**ABOUT THIS TASK**: Only one number is wanted here: how many lines of the data hold "JSON".

**SUPPLIED MATERIAL**:
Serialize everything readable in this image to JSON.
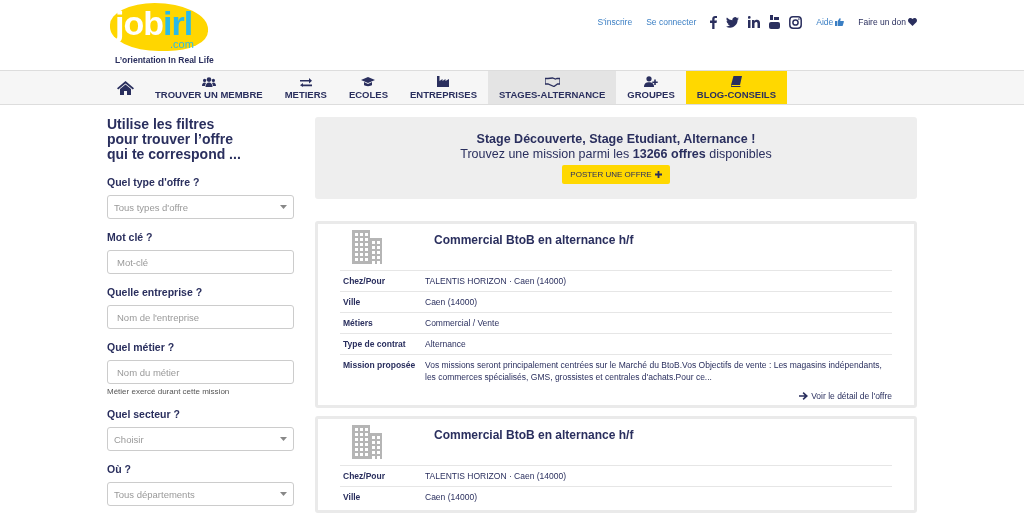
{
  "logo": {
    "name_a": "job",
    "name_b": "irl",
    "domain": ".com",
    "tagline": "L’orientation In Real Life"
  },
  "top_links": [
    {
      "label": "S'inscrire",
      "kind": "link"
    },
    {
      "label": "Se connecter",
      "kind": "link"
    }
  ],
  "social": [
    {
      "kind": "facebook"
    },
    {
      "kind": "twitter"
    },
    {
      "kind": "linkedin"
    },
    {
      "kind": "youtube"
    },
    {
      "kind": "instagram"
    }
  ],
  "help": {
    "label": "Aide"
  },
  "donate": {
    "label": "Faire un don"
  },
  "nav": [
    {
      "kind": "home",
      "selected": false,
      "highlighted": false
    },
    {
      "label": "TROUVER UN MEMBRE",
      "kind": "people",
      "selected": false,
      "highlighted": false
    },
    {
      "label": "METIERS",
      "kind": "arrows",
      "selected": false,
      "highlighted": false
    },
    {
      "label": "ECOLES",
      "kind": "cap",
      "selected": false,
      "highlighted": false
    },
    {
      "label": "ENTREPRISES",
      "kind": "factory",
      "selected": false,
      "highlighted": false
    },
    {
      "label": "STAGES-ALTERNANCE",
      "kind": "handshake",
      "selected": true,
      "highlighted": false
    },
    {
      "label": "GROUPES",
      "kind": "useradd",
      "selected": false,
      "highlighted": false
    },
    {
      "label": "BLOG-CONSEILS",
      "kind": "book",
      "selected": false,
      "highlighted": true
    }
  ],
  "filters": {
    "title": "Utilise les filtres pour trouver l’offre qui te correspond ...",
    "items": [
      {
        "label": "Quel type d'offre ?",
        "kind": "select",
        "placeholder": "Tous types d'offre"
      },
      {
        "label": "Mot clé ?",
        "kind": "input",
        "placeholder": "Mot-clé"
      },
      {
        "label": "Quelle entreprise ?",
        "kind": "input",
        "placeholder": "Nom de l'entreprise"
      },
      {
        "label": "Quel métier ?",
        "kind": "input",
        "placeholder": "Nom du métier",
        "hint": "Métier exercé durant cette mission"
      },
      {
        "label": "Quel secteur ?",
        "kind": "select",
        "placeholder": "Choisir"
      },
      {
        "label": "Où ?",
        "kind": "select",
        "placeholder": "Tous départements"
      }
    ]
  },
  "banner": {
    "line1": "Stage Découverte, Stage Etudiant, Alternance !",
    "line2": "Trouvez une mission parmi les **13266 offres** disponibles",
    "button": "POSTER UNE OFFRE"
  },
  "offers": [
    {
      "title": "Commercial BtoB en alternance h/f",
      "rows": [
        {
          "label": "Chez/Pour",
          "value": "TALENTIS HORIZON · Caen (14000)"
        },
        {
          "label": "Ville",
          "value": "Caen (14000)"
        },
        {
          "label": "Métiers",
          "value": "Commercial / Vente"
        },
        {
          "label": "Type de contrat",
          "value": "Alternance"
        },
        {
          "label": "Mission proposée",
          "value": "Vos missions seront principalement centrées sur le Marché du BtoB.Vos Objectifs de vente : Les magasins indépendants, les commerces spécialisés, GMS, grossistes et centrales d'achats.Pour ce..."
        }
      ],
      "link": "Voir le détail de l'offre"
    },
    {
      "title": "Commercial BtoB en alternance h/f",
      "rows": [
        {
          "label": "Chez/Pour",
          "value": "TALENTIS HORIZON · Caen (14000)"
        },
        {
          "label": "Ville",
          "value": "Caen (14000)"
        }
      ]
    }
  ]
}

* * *

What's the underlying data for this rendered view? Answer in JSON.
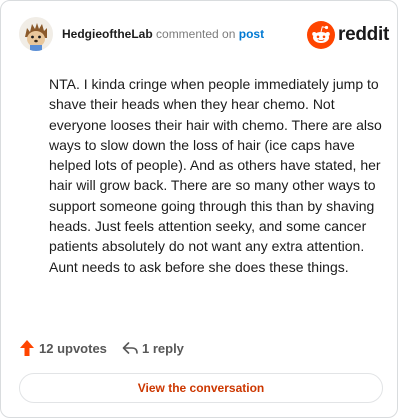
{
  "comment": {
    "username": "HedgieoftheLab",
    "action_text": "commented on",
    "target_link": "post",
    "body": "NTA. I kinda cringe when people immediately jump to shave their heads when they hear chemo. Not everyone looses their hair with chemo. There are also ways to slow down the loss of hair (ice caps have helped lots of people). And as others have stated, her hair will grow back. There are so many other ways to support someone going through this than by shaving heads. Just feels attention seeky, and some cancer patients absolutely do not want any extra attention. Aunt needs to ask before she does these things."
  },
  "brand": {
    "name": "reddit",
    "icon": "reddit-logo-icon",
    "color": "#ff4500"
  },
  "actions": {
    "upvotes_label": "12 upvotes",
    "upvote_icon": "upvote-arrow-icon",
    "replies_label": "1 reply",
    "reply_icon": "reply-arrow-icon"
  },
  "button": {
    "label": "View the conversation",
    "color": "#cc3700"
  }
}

**RESULT OF THE EXERCISE**: 2